When you eat, do you eat?

There’s nothing like being on retreat to bring you back to simplicity – and the Zen of eating.

There’s a famous Zen saying “When I eat, I eat; when I sleep, I sleep.”

Not everybody eats when they eat, and not everybody sleeps when they sleep. Do you?

To eat when you eat and sleep when you sleep means to be completely present in all your actions, with none of the distractions of ego to stop you being there. This is integration. This is mindfulness. This is meditation. Ideally there should be no separation between our meditation practice and the rest of our daily life. What happens ‘on’ and ‘off’ our meditation seat should inspire each other.

A wonderful way to practice this integration is to practice or ‘taste’ it in a retreat environment. Where you learn how to integrate your meditation practice with everyday life, far away from the stresses of modern life, and be able to sustain the experience when you return home.

When it comes to eating, even the healthiest food can harm the body if it is taken without peace. Most of us are on automatic pilot and often don’t remember anything about a meal: how the food looked, how it smelled, how it sounded (yes, food can have a sound) or how it tasted. “Savouring” or mindful eating is not the usual experience.

How we eat is just as important (I’d argue more so!) than what we eat. Ayurveda recommends conscious eating or to ‘eat with awareness and in a calm/relaxed atmosphere – possibly in silence.’
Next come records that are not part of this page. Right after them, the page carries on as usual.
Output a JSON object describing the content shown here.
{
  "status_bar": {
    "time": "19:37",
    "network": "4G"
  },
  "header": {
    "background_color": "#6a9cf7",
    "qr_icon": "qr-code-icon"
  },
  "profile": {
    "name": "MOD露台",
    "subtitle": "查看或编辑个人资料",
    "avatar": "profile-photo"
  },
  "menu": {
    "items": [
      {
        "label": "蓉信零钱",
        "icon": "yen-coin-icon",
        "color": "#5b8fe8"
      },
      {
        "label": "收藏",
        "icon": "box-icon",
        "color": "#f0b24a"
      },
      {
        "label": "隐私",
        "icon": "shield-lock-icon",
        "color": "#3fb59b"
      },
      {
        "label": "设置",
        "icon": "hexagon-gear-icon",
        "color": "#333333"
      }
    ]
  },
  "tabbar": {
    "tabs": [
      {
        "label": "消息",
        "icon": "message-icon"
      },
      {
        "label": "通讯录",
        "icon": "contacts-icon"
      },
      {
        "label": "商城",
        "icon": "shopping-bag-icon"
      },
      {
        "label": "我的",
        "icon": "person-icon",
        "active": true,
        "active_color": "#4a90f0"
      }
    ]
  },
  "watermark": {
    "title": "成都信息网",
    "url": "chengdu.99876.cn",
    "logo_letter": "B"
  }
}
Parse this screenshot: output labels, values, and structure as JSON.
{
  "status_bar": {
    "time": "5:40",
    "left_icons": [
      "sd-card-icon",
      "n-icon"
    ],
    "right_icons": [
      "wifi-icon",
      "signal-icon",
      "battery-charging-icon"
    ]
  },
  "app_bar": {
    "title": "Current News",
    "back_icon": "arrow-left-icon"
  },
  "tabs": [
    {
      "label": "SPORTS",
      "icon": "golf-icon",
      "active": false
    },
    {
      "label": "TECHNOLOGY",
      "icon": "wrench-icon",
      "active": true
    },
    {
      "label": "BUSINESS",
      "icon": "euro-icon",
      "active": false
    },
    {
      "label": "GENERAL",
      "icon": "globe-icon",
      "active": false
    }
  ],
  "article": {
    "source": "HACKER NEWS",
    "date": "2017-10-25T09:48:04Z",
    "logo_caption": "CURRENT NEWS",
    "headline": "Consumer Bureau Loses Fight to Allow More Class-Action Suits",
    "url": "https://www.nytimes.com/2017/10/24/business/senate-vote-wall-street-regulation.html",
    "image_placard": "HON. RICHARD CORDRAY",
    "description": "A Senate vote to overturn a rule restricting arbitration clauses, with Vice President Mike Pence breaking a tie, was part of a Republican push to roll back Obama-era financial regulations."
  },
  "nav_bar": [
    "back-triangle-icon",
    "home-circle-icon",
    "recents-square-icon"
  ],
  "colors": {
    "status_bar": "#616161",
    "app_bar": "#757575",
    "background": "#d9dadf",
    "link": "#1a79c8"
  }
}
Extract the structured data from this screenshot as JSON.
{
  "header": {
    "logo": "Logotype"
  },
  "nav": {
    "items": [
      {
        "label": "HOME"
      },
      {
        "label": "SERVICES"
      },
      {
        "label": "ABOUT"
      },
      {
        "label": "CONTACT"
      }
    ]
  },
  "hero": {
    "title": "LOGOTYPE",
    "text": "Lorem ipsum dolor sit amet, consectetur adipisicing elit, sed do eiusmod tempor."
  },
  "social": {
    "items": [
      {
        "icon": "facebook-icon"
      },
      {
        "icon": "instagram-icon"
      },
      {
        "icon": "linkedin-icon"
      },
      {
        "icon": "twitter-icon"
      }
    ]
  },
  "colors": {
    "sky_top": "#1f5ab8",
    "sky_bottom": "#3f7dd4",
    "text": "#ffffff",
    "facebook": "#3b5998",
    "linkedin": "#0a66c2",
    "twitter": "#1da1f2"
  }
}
Observing silence and mindful eating were two integrative practices offered during our weekend-long retreat held at the beautiful Eastwood Hill near Gisborne on 7-9 May 2021. The purpose of the practice was to give participants the experience of truly enjoying food in a way they might not have otherwise. There were more than a few questions and concerns raised by those new to the experience of eating in silence, about it being difficult and a bit weird: who, after all, wants to feel restricted, limited and uncomfortable while eating a meal?

Bringing mindfulness to the experience of eating and enjoying an entire meal in silence builds our awareness and invites us to be fully present. And while a retreat setting is certainly more conducive to practicing the Zen of eating (or ‘doing’), it is certainly ‘do’-able anywhere…

Try to notice when you are in the middle of your day today, and you’re caught up in the sandstorm of thoughts, feelings, to-dos, meetings, readings, and communications of this day.

Stop. Drop. Breathe deep. Let all of that fade.

Now focus on doing one thing, right now. Just choose one thing, and temporarily clear away all other distractions (they’ll still be there when you return). Seriously, clear it all away. Turn off your internet. Turn off your phone. Put down your list/s.

Let all thoughts about anything other than the doing also fade away. Thoughts will come up (that’s what they do), allow them to come up and then let them go. And return to the doing. Return to your breath.

If you’re washing a dish, do it slowly, and feel every sensation – connect with as many of your five senses as you can. If you’re eating a fruit, taste it, feel the textures, smell it, be mindful of your hunger or lack of it. If you’re writing something, pour your heart into that writing, observe the words flow onto the page from your hand.

Just do.

In that moment the rest of the world becomes a meaningless distraction. It’s just you, your doing and your breath.

Let me know how you felt afterwards.

It is only by cultivating more mindfulness and self-care in your daily life that you can bring greater awareness and ease to your relationship with food and your body.

Why not give it a try? Maybe we might just change our fast-paced lives: one mindful meal at a time.

A big THANK YOU to the amazing group of women I had the pleasure of sharing this incredible Autumn 2021 retreat weekend with. Co-creating this retreat alongside two wonderful humans – Michele Franks and Marg Peck – has meant that I too have returned home with my tank full and mind/body well nourished.

And if you’re inspired to experience a mindful – or silent – meal at home, either by yourself or as a family, check out this article on the art of eating mindfully, with links to helpful resources to get you started including this pocket planner:

E: Emotions – are you really hungry or do you need to deal with a feeling?
A: Awareness – what is going on “inside” and “outside”; check in…be aware.
T: Take your time – chew each bite and savour; slow eating wins.
I: Intention – remember, lifetime health and wellbeing is your goal.
N: Notice – 15 minutes into the meal, how full are you? Save what’s left for tomorrow.
G: Gratitude – be grateful for the blessing of food, where it came from and who to thank.

#autumn #ayurveda #digestion #Digestive health #healthyhabits #meditation #mindfulness #retreat #selfcare #silence #slowing down